If you wish to be a part of the TEDxNHS household, join at TEDxNHS.com. We’d like to have you ever with us on this journey.
TED is a worldwide neighborhood that brings collectively the world’s main thinkers and doers to share concepts that matter in any self-discipline: tech, enterprise, leisure, science, humanities, enterprise, improvement and so on. Within the spirit of ‘concepts price spreading’, TED created TEDx, a programme of native volunteer-led occasions that deliver collectively individuals to share a TED-like expertise.
TEDxNHS is the world’s largest TEDx occasion license holder, representing the 1.3 million individuals who work throughout the UK’s well being and social care system. Based in 2016, TEDxNHS operates on a completely not-for-profit foundation, with a multidisciplinary crew of volunteers made up of NHS workers from throughout the UK.
TEDxNHS was based as a novel motion to enable the voices of NHS staff and patients to be heard on a nationwide stage and unfold their studying throughout the system. It goals to interrupt down the partitions that may exist between professions, organisations and cultures to share studying in a brand new and thrilling approach. Bringing change to the NHS by the facility of storytelling, TEDxNHS goals to encourage us to assume otherwise, dream greater, and design higher for the inhabitants we serve.
The brand new TEDxNHS Unlocked episodes are TEDx Salon occasions, bringing the magic of TEDxNHS reside occasions into a novel digital house. TEDxNHS Unlocked brings individuals collectively to discover among the points that matter most to our well being and care neighborhood, to domesticate significant connections, to spark dialog and to unfold concepts. The primary sequence has a deal with well being inequalities. Register now to hitch April’s Unlocked episodes: www.tedxnhs.com/tedxnhs-unlocked.
Picture credit score: Tom Value
When you’ve been affected by Jon’s story, or are searching for help on your psychological well being, you’ll find data on Counselling Directory.

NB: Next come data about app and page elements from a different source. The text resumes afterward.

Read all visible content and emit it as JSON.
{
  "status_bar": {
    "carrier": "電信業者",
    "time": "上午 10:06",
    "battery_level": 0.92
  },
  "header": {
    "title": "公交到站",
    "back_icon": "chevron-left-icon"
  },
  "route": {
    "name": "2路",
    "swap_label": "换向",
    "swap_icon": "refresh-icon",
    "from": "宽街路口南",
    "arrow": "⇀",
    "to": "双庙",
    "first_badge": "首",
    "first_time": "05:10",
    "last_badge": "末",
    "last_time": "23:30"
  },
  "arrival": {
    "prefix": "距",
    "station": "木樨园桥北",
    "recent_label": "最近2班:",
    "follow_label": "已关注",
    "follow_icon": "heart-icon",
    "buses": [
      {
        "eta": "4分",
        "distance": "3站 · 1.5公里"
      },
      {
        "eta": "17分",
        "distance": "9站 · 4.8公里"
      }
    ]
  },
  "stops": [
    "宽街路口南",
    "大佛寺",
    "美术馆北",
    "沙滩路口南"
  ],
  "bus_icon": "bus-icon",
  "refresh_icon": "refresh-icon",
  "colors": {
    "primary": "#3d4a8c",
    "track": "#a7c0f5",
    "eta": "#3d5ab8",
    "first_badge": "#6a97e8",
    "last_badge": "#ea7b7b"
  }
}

We now have over 18,000 certified therapists working on-line and throughout the UK, ready to listen to from you. Browse profiles till you’ve discovered a counsellor you resonate with and if you’re prepared, ship them an e-mail.